START RECORDS TO USE

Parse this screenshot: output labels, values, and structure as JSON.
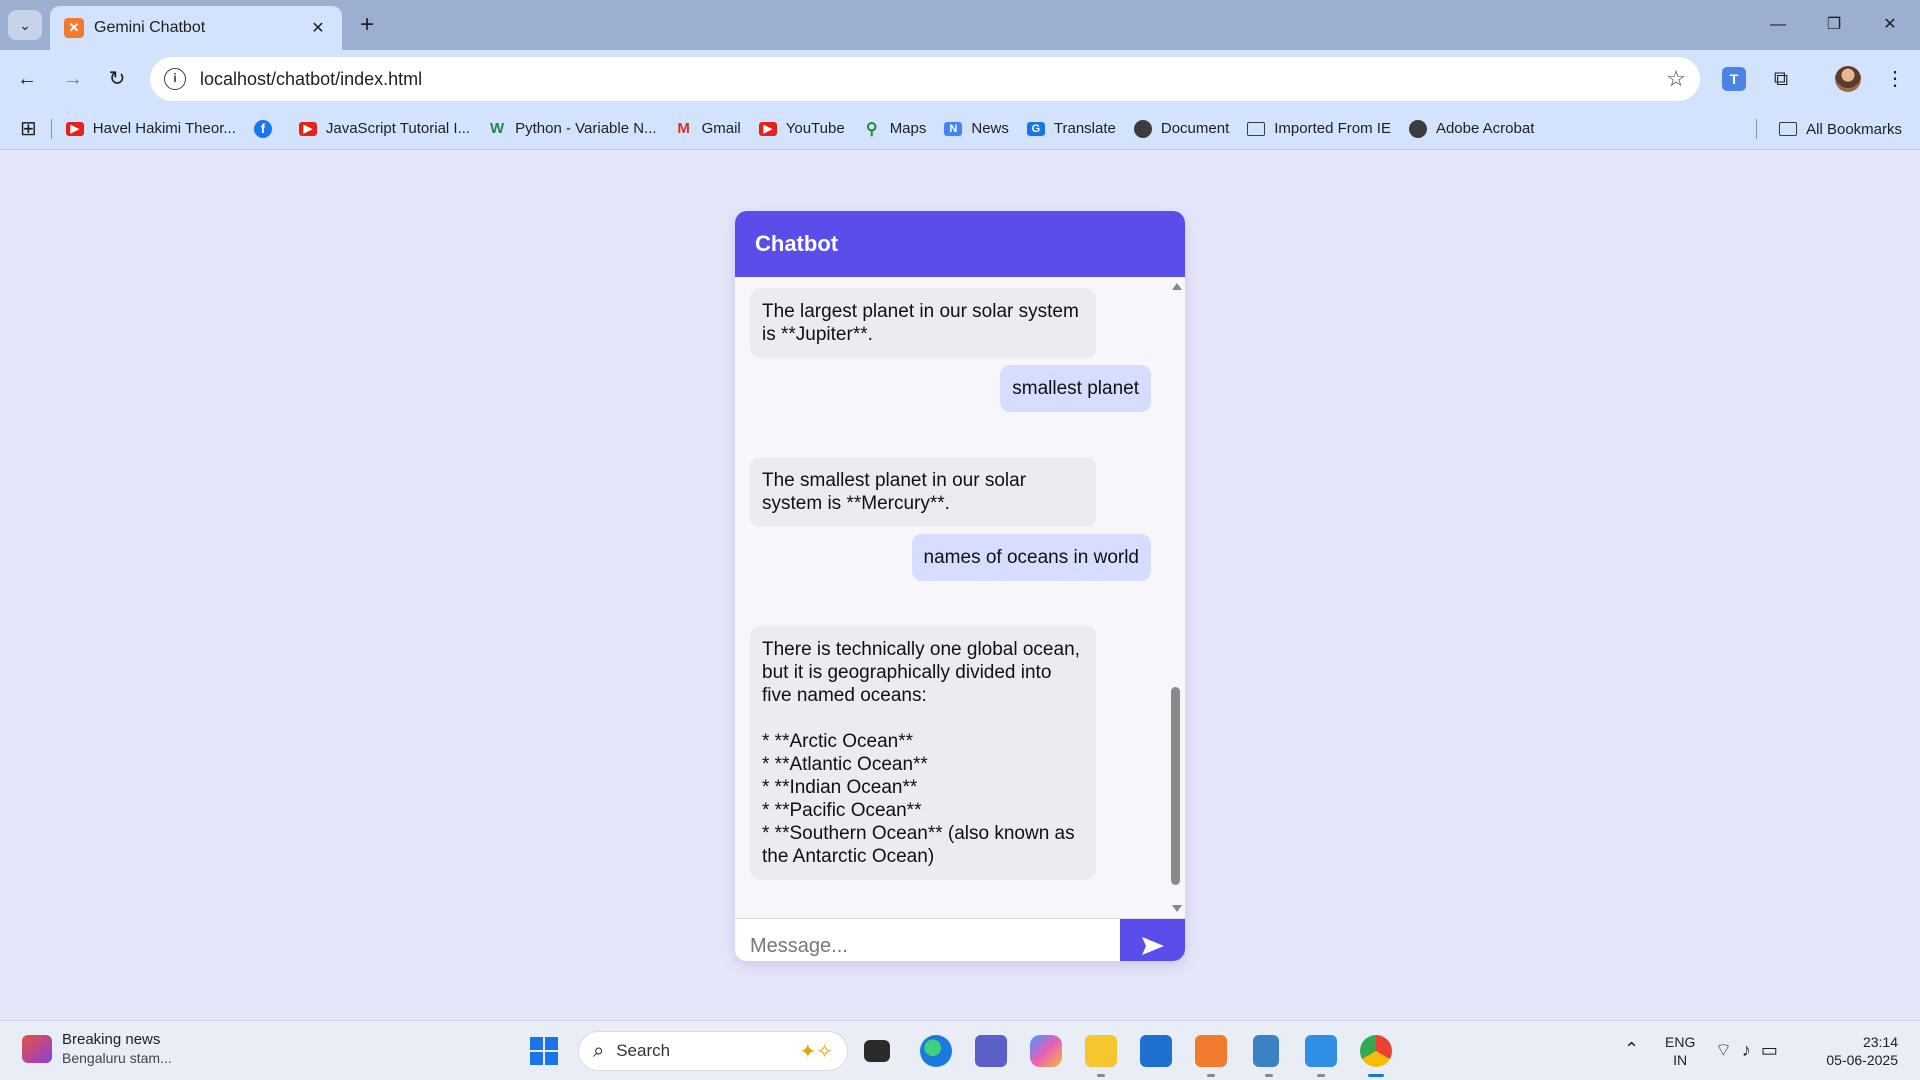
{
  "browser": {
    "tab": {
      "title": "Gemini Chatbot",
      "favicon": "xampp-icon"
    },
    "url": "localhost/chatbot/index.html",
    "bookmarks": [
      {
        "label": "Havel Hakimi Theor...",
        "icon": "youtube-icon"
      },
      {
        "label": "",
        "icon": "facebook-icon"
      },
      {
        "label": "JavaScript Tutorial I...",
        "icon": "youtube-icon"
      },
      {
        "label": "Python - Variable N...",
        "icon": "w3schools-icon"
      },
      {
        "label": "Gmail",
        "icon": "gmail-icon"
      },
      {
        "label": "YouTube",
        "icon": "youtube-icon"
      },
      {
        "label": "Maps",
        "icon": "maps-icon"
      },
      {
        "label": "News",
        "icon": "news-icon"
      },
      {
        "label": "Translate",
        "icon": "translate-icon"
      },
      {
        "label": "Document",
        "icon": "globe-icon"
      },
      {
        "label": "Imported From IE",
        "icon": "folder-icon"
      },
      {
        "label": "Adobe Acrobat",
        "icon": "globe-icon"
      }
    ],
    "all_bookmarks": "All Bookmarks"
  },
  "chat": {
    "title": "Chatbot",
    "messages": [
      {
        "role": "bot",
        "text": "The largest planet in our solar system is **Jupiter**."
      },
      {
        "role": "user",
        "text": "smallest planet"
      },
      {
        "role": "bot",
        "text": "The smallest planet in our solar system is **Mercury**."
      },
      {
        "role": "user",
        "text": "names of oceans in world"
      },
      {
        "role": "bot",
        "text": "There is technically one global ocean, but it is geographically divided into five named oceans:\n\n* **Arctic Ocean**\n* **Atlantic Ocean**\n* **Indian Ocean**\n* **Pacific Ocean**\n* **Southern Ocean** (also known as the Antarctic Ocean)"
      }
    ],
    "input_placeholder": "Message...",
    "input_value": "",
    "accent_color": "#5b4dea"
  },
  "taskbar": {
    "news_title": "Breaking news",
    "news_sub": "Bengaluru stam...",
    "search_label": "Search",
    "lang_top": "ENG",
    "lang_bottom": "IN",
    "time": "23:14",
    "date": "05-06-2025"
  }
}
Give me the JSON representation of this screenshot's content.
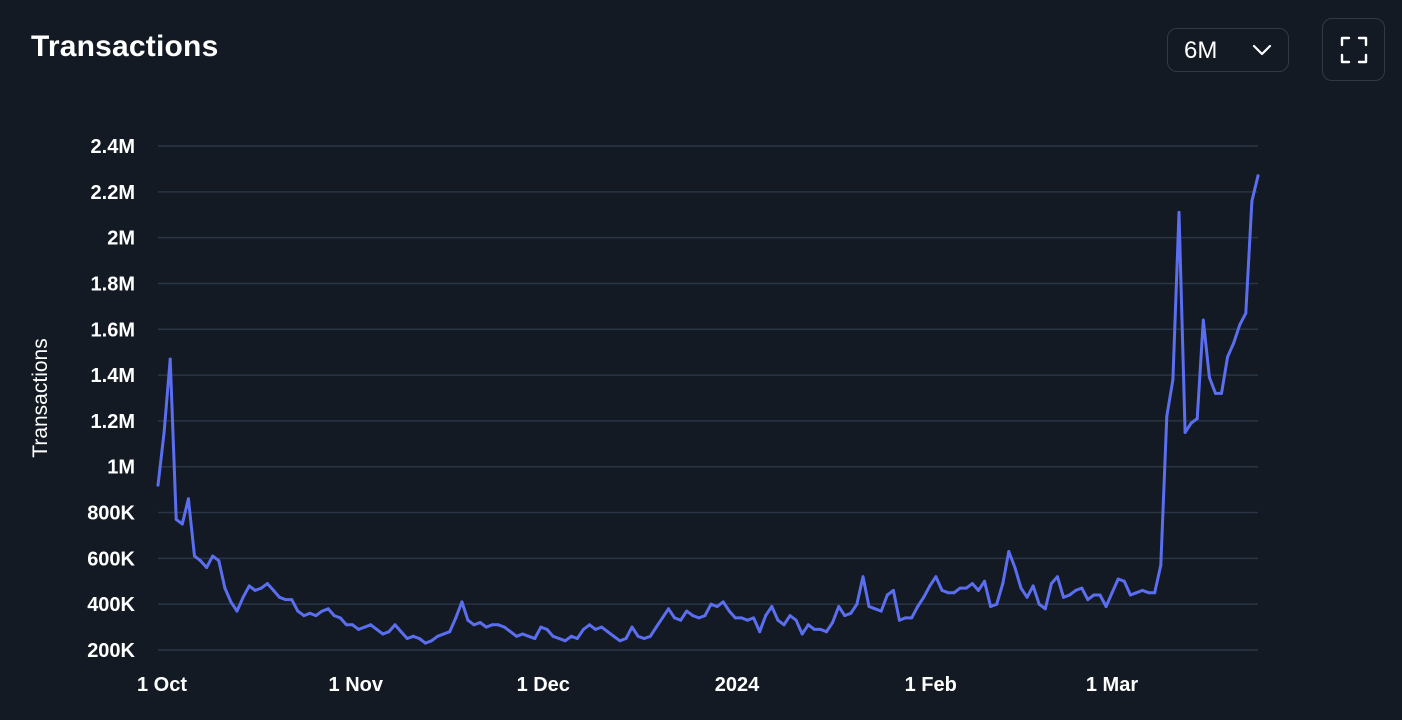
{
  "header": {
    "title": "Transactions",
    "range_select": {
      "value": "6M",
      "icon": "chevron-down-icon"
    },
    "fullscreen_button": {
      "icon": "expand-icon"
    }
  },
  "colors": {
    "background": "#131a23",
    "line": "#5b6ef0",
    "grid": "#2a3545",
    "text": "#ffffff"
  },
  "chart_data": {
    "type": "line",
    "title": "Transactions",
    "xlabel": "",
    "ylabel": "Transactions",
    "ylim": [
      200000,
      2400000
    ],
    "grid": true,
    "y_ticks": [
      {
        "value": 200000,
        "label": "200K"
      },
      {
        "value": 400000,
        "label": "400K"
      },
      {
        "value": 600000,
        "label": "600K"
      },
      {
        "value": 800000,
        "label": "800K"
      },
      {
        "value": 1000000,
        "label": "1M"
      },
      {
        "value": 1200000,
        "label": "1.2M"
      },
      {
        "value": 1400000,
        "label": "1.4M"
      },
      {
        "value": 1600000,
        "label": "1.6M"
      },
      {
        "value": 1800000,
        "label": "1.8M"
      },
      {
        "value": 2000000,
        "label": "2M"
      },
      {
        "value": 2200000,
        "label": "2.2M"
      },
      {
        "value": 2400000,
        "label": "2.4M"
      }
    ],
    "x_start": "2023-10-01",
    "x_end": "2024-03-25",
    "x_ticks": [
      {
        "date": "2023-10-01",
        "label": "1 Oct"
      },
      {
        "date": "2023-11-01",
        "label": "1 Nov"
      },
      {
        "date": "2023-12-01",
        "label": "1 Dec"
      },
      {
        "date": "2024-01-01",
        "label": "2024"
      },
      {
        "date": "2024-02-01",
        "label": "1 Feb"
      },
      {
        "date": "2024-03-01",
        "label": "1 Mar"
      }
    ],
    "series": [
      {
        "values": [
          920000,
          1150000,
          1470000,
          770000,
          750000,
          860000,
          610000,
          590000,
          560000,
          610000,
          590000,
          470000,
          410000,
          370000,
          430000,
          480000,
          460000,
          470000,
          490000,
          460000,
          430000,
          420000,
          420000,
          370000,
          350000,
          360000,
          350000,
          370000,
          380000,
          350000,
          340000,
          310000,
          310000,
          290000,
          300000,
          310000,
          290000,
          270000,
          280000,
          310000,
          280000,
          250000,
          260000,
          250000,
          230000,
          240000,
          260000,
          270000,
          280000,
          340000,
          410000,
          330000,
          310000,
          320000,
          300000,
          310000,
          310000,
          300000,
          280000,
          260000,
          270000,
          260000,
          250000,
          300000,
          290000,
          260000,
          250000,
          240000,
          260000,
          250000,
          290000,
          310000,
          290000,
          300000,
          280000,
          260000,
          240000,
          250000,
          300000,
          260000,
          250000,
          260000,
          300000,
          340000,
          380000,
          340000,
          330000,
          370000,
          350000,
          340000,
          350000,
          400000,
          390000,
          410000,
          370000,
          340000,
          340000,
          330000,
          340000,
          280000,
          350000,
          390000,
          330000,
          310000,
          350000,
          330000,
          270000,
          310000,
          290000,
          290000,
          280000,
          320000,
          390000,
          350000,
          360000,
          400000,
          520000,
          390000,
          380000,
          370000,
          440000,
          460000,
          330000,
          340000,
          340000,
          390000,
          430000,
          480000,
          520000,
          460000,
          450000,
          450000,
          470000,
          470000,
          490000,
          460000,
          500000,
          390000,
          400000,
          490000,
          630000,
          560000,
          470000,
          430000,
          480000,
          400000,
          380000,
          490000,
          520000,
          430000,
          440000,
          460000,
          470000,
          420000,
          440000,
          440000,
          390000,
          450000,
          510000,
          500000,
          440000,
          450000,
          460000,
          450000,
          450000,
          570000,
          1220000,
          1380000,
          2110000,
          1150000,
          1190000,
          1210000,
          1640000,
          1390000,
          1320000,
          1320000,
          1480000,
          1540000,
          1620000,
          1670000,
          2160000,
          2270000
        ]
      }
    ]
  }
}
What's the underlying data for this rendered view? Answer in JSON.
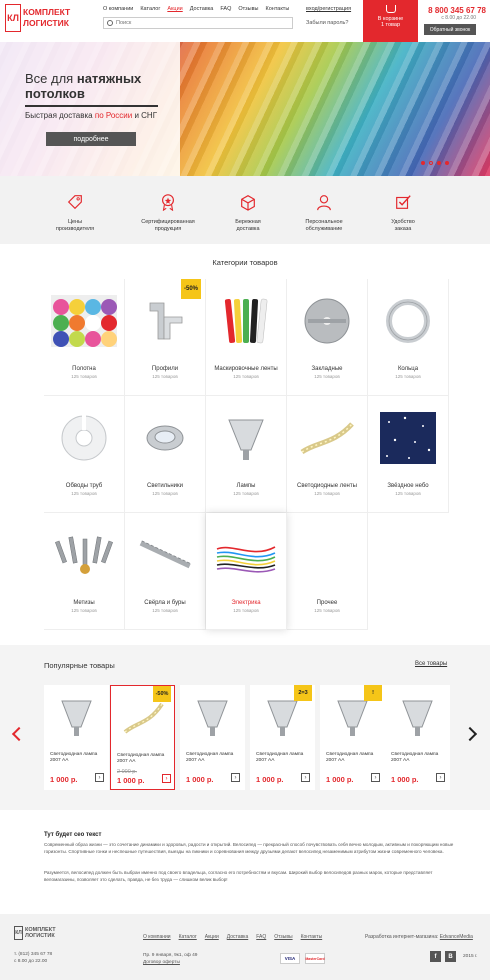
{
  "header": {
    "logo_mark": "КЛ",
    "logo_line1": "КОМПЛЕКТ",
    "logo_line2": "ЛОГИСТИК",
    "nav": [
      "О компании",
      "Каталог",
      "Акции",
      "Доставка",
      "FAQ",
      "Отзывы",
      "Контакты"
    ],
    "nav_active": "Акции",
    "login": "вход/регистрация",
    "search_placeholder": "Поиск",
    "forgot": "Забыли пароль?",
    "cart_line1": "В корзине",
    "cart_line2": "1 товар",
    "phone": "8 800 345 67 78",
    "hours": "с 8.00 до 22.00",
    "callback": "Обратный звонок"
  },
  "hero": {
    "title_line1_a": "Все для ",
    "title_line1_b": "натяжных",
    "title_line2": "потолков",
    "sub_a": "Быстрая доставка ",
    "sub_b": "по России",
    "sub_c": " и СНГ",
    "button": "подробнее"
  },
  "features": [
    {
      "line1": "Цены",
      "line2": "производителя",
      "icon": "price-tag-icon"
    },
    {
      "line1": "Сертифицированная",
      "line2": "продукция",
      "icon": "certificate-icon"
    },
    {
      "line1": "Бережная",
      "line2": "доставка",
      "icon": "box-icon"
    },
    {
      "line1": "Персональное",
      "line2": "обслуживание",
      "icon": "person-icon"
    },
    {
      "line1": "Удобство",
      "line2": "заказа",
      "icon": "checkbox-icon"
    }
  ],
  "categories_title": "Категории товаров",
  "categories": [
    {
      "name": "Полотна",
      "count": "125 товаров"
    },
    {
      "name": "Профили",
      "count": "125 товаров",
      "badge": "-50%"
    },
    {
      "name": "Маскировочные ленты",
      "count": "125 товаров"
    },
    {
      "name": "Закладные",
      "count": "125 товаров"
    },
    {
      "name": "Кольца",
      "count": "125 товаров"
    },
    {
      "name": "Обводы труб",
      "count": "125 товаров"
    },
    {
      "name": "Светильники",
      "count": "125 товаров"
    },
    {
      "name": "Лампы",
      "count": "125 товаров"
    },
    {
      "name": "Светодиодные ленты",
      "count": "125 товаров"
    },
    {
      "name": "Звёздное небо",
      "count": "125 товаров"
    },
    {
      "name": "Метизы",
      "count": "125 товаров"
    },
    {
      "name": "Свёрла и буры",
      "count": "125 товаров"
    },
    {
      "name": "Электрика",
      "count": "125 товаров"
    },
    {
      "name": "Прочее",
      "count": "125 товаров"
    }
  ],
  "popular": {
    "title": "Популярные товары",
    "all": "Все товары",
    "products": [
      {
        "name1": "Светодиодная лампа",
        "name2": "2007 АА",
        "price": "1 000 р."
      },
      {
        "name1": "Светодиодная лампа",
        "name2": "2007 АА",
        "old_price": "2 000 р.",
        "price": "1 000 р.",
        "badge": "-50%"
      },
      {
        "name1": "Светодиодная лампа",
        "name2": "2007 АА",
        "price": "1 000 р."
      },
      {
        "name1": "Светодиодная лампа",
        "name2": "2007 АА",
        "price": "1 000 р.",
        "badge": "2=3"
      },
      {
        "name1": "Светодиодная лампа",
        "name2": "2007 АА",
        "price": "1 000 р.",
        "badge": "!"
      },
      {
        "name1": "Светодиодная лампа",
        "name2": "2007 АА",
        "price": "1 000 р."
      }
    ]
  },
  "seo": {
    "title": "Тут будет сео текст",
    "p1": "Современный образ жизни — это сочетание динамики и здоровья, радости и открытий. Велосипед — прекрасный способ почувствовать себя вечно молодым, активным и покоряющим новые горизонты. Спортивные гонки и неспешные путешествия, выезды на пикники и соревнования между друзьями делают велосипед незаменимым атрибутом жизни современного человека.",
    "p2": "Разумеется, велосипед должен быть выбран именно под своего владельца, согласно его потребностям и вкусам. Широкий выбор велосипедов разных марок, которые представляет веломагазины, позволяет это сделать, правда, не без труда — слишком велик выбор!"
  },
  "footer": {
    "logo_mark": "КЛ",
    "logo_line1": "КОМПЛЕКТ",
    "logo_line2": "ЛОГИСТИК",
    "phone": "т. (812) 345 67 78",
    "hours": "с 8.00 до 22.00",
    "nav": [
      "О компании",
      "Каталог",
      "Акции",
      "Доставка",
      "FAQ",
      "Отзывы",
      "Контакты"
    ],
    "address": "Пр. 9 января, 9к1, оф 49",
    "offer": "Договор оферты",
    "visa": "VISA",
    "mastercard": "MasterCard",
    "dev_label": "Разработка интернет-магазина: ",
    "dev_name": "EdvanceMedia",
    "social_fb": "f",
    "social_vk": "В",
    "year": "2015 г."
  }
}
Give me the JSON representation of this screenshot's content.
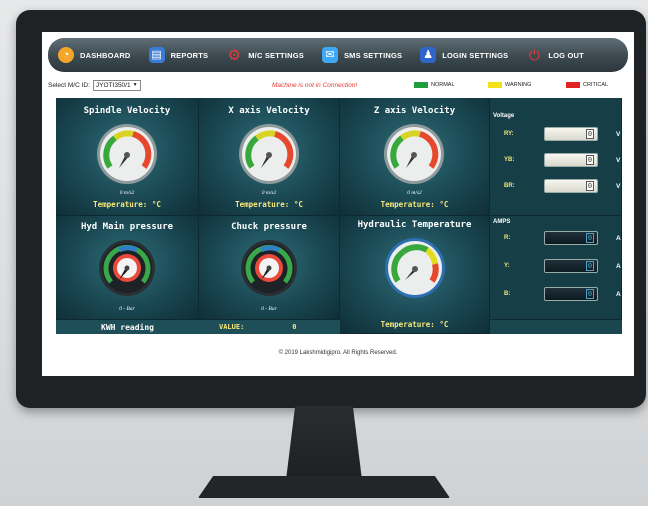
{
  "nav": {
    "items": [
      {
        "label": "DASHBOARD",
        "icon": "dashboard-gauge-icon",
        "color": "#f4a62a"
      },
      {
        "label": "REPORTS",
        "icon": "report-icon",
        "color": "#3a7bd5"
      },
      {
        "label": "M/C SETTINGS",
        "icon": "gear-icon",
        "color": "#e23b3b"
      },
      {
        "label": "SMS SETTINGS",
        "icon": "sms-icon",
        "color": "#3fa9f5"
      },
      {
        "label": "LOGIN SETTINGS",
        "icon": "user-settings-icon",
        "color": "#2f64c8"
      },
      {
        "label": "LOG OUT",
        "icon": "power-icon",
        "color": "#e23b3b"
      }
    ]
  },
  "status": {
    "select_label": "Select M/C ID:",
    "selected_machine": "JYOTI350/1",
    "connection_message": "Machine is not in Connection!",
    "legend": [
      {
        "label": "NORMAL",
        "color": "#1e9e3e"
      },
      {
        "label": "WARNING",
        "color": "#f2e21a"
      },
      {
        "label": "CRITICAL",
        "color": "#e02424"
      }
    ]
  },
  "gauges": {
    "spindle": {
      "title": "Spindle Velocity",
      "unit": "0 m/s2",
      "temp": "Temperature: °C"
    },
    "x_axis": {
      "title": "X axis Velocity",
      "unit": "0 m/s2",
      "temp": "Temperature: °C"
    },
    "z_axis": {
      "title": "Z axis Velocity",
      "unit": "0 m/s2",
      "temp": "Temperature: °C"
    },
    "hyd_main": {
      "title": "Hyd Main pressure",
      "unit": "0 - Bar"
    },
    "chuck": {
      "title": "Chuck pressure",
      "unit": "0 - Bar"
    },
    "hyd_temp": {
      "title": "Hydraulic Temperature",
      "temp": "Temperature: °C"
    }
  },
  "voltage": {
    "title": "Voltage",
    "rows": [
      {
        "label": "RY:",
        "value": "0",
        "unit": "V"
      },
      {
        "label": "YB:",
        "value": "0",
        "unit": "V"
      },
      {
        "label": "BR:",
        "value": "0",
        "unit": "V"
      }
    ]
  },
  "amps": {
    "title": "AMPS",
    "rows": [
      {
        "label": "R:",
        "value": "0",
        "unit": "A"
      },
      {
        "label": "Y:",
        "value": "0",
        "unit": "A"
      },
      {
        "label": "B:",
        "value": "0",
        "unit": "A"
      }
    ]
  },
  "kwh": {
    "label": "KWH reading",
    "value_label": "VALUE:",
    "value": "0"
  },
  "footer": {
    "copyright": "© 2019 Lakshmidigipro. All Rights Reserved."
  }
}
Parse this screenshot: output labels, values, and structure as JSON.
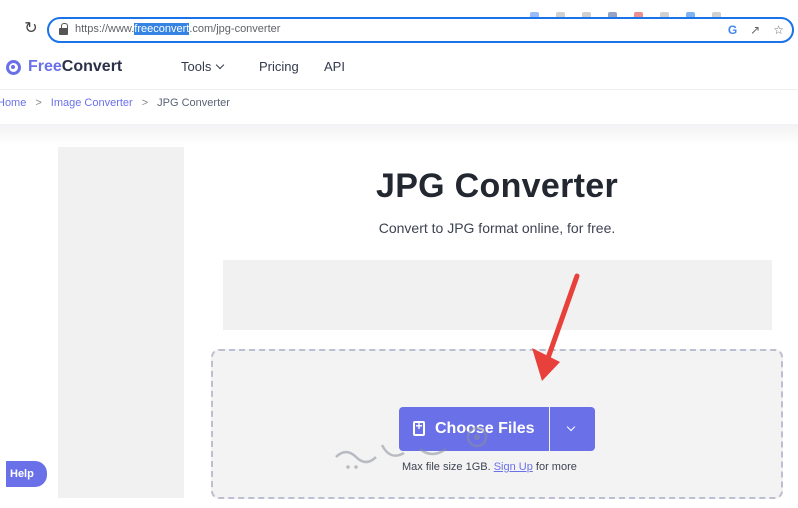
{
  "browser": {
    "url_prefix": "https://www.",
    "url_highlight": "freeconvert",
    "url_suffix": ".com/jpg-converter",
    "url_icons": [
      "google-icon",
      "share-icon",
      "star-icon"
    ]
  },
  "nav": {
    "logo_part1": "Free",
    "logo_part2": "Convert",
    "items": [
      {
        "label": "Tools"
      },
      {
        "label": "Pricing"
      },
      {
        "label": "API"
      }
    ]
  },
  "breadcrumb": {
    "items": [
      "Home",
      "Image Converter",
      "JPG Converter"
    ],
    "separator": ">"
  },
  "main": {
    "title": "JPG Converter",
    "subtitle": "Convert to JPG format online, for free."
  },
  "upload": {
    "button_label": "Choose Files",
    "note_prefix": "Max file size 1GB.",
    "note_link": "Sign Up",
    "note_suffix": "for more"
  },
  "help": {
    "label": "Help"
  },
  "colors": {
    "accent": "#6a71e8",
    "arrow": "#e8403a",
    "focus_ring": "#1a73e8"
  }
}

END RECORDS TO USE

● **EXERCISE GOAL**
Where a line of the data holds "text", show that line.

● **YOUR SOLUTION**
        "text": "The largest planet in our solar system is **Jupiter**."
        "text": "smallest planet"
        "text": "The smallest planet in our solar system is **Mercury**."
        "text": "names of oceans in world"
        "text": "There is technically one global ocean, but it is geographically divided into five named oceans:\n\n* **Arctic Ocean**\n* **Atlantic Ocean**\n* **Indian Ocean**\n* **Pacific Ocean**\n* **Southern Ocean** (also known as the Antarctic Ocean)"
    "text": "#ffffff"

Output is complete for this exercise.